[BRIEF]
What is needed is every line of the data that includes the word "Präsentation". Please copy each one.

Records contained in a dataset
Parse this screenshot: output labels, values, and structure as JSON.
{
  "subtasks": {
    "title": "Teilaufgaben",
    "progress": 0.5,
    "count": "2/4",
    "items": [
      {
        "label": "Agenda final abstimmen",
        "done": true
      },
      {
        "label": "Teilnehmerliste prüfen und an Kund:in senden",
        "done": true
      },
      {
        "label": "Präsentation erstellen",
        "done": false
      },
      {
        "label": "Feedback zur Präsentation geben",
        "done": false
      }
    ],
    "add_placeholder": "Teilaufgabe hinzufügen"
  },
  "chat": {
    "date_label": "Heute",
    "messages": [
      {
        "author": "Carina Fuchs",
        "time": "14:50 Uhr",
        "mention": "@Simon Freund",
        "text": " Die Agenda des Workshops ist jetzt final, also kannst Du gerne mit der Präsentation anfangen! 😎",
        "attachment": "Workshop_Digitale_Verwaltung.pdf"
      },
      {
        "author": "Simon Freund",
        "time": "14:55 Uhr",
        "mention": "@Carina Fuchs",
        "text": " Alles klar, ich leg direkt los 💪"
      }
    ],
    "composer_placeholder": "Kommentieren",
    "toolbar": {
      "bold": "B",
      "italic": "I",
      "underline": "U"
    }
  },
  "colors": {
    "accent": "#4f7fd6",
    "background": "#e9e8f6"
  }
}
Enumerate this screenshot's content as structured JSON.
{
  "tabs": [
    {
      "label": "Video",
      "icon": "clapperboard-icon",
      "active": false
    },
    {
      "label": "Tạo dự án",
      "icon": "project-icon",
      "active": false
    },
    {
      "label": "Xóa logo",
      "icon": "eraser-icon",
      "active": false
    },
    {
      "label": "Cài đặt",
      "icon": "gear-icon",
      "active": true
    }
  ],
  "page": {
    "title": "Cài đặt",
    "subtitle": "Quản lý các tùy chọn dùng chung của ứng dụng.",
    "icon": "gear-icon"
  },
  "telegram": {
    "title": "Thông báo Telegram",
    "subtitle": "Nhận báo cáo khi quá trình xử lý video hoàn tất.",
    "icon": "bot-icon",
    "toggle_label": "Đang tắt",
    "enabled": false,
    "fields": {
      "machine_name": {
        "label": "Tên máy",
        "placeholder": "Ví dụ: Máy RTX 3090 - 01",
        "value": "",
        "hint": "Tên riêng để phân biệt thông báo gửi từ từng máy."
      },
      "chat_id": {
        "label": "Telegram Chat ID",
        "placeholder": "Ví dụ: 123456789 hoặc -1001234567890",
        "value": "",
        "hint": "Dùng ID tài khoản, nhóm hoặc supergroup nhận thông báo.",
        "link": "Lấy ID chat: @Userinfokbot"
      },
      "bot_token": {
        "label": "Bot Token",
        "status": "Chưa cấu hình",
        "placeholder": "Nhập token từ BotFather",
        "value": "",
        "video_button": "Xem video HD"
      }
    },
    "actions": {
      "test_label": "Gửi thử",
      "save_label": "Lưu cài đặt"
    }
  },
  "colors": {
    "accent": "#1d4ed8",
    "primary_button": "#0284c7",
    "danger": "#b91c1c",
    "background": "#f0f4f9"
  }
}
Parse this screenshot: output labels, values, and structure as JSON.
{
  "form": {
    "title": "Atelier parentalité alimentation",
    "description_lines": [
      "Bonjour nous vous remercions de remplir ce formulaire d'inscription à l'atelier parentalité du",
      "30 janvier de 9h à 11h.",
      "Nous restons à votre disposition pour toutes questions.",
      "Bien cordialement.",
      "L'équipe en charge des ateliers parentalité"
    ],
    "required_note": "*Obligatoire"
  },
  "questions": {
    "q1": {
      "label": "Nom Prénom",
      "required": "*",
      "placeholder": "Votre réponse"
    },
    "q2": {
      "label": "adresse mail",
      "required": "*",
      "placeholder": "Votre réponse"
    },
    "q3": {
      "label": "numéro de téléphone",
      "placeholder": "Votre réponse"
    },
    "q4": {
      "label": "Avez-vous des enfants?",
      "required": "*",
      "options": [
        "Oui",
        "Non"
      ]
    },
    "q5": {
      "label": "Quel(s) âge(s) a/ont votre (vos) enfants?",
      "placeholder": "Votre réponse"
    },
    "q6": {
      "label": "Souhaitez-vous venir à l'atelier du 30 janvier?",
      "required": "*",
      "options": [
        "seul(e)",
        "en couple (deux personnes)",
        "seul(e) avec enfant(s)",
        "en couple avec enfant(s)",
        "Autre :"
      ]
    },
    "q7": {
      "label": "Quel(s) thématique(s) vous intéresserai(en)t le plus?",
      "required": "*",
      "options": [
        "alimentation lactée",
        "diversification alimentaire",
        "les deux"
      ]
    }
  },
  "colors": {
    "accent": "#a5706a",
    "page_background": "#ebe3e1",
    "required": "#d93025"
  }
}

[SOLUTION FOR THIS EXERCISE]
        "label": "Präsentation erstellen",
        "label": "Feedback zur Präsentation geben",
        "text": " Die Agenda des Workshops ist jetzt final, also kannst Du gerne mit der Präsentation anfangen! 😎",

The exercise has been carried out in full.